* **Data supplied**:
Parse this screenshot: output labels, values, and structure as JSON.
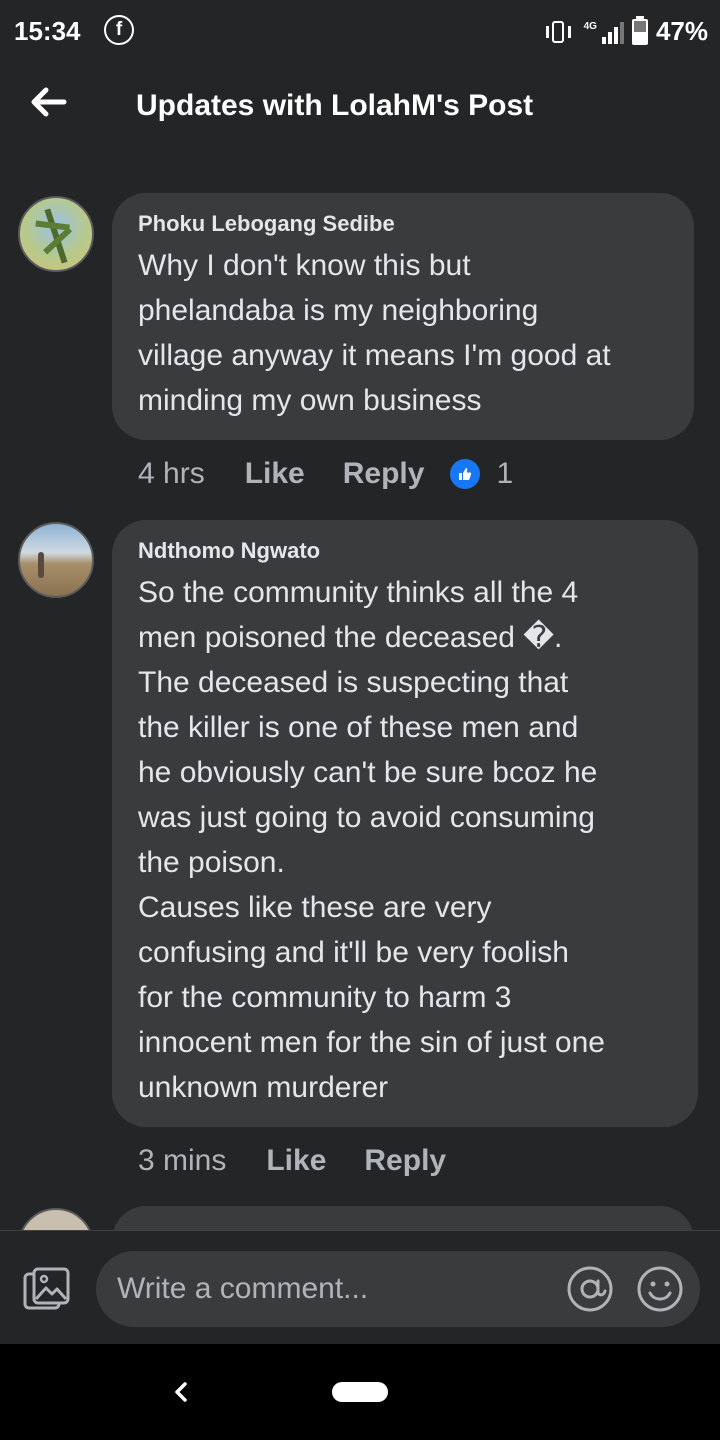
{
  "status_bar": {
    "time": "15:34",
    "network": "4G",
    "battery": "47%",
    "battery_level": 0.47
  },
  "header": {
    "title": "Updates with LolahM's Post"
  },
  "comments": [
    {
      "author": "Phoku Lebogang Sedibe",
      "text": "Why I don't know this but\nphelandaba is my neighboring\nvillage anyway it means I'm good at\nminding my own business",
      "time": "4 hrs",
      "like_label": "Like",
      "reply_label": "Reply",
      "reaction_count": "1"
    },
    {
      "author": "Ndthomo Ngwato",
      "text": "So the community thinks all the 4\nmen poisoned the deceased �.\nThe deceased is suspecting that\nthe killer is one of these men and\nhe obviously can't be sure bcoz he\nwas just going to avoid consuming\nthe poison.\nCauses like these are very\nconfusing and it'll be very foolish\nfor the community to harm 3\ninnocent men for the sin of just one\nunknown murderer",
      "time": "3 mins",
      "like_label": "Like",
      "reply_label": "Reply"
    }
  ],
  "composer": {
    "placeholder": "Write a comment..."
  },
  "icons": {
    "back": "arrow-left",
    "photo": "photo-gallery",
    "mention": "at-sign",
    "emoji": "smiley-face",
    "reaction": "thumbs-up"
  },
  "colors": {
    "background": "#242526",
    "bubble": "#3a3b3c",
    "like_blue": "#1877f2",
    "secondary_text": "#b0b3b8"
  }
}
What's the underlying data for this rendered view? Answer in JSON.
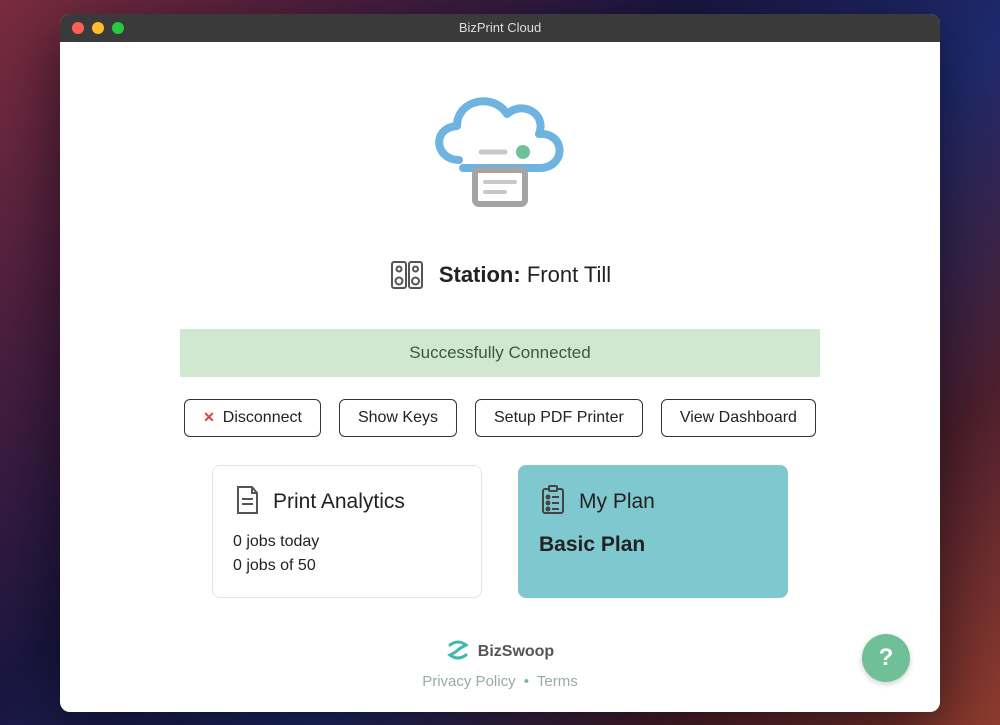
{
  "window": {
    "title": "BizPrint Cloud"
  },
  "station": {
    "label": "Station:",
    "name": "Front Till"
  },
  "banner": {
    "message": "Successfully Connected"
  },
  "buttons": {
    "disconnect": "Disconnect",
    "show_keys": "Show Keys",
    "setup_pdf": "Setup PDF Printer",
    "view_dashboard": "View Dashboard"
  },
  "analytics": {
    "title": "Print Analytics",
    "line1": "0 jobs today",
    "line2": "0 jobs of 50",
    "jobs_today": 0,
    "jobs_used": 0,
    "jobs_limit": 50
  },
  "plan": {
    "title": "My Plan",
    "name": "Basic Plan"
  },
  "footer": {
    "brand": "BizSwoop",
    "privacy": "Privacy Policy",
    "terms": "Terms"
  },
  "help": {
    "label": "?"
  }
}
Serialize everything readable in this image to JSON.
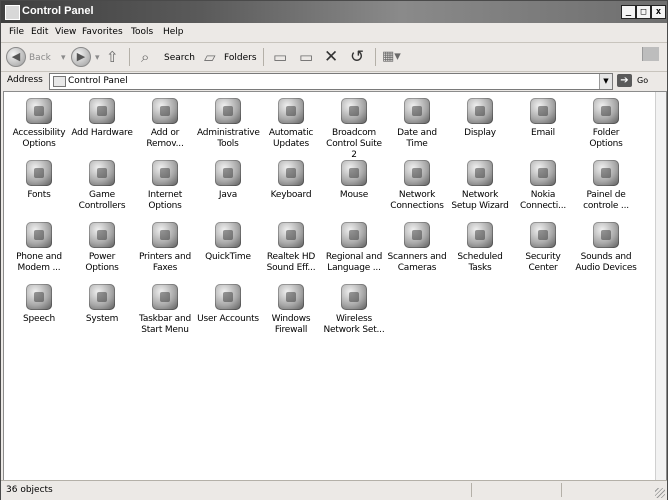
{
  "window": {
    "title": "Control Panel"
  },
  "menu": [
    "File",
    "Edit",
    "View",
    "Favorites",
    "Tools",
    "Help"
  ],
  "toolbar": {
    "back": "Back",
    "search": "Search",
    "folders": "Folders",
    "icons": [
      "back-icon",
      "forward-icon",
      "up-folder-icon",
      "search-icon",
      "folders-icon",
      "move-to-icon",
      "copy-to-icon",
      "delete-icon",
      "undo-icon",
      "views-icon"
    ]
  },
  "address": {
    "label": "Address",
    "value": "Control Panel",
    "go": "Go"
  },
  "items": [
    {
      "label": "Accessibility Options",
      "icon": "accessibility-icon"
    },
    {
      "label": "Add Hardware",
      "icon": "add-hardware-icon"
    },
    {
      "label": "Add or Remov...",
      "icon": "add-remove-programs-icon"
    },
    {
      "label": "Administrative Tools",
      "icon": "administrative-tools-icon"
    },
    {
      "label": "Automatic Updates",
      "icon": "automatic-updates-icon"
    },
    {
      "label": "Broadcom Control Suite 2",
      "icon": "broadcom-icon"
    },
    {
      "label": "Date and Time",
      "icon": "date-time-icon"
    },
    {
      "label": "Display",
      "icon": "display-icon"
    },
    {
      "label": "Email",
      "icon": "email-icon"
    },
    {
      "label": "Folder Options",
      "icon": "folder-options-icon"
    },
    {
      "label": "Fonts",
      "icon": "fonts-icon"
    },
    {
      "label": "Game Controllers",
      "icon": "game-controllers-icon"
    },
    {
      "label": "Internet Options",
      "icon": "internet-options-icon"
    },
    {
      "label": "Java",
      "icon": "java-icon"
    },
    {
      "label": "Keyboard",
      "icon": "keyboard-icon"
    },
    {
      "label": "Mouse",
      "icon": "mouse-icon"
    },
    {
      "label": "Network Connections",
      "icon": "network-connections-icon"
    },
    {
      "label": "Network Setup Wizard",
      "icon": "network-setup-icon"
    },
    {
      "label": "Nokia Connecti...",
      "icon": "nokia-icon"
    },
    {
      "label": "Painel de controle ...",
      "icon": "painel-icon"
    },
    {
      "label": "Phone and Modem ...",
      "icon": "phone-modem-icon"
    },
    {
      "label": "Power Options",
      "icon": "power-options-icon"
    },
    {
      "label": "Printers and Faxes",
      "icon": "printers-faxes-icon"
    },
    {
      "label": "QuickTime",
      "icon": "quicktime-icon"
    },
    {
      "label": "Realtek HD Sound Eff...",
      "icon": "realtek-sound-icon"
    },
    {
      "label": "Regional and Language ...",
      "icon": "regional-language-icon"
    },
    {
      "label": "Scanners and Cameras",
      "icon": "scanners-cameras-icon"
    },
    {
      "label": "Scheduled Tasks",
      "icon": "scheduled-tasks-icon"
    },
    {
      "label": "Security Center",
      "icon": "security-center-icon"
    },
    {
      "label": "Sounds and Audio Devices",
      "icon": "sounds-audio-icon"
    },
    {
      "label": "Speech",
      "icon": "speech-icon"
    },
    {
      "label": "System",
      "icon": "system-icon"
    },
    {
      "label": "Taskbar and Start Menu",
      "icon": "taskbar-start-icon"
    },
    {
      "label": "User Accounts",
      "icon": "user-accounts-icon"
    },
    {
      "label": "Windows Firewall",
      "icon": "windows-firewall-icon"
    },
    {
      "label": "Wireless Network Set...",
      "icon": "wireless-network-icon"
    }
  ],
  "status": {
    "text": "36 objects"
  }
}
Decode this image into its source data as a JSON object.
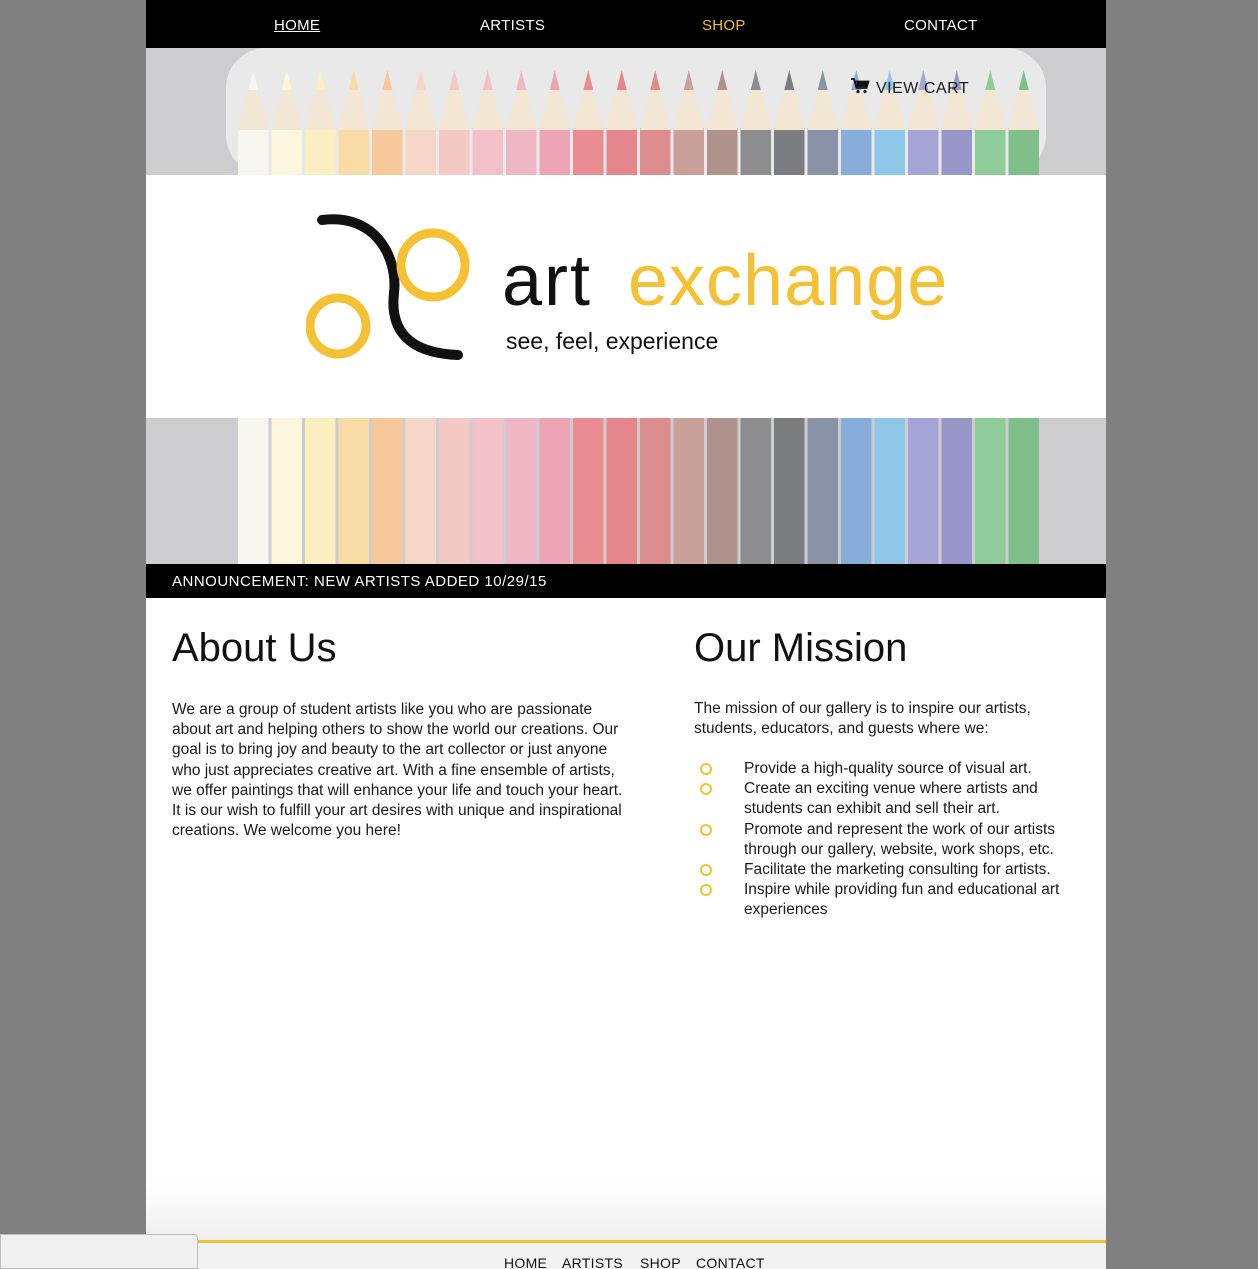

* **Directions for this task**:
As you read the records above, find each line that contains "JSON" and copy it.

* **Answer to the problem**:
Parse this screenshot: output labels, values, and structure as JSON.
What's the underlying data for this rendered view? Answer in JSON.
Serialize everything readable in this image to JSON.
Decode this image into its source data as a JSON object.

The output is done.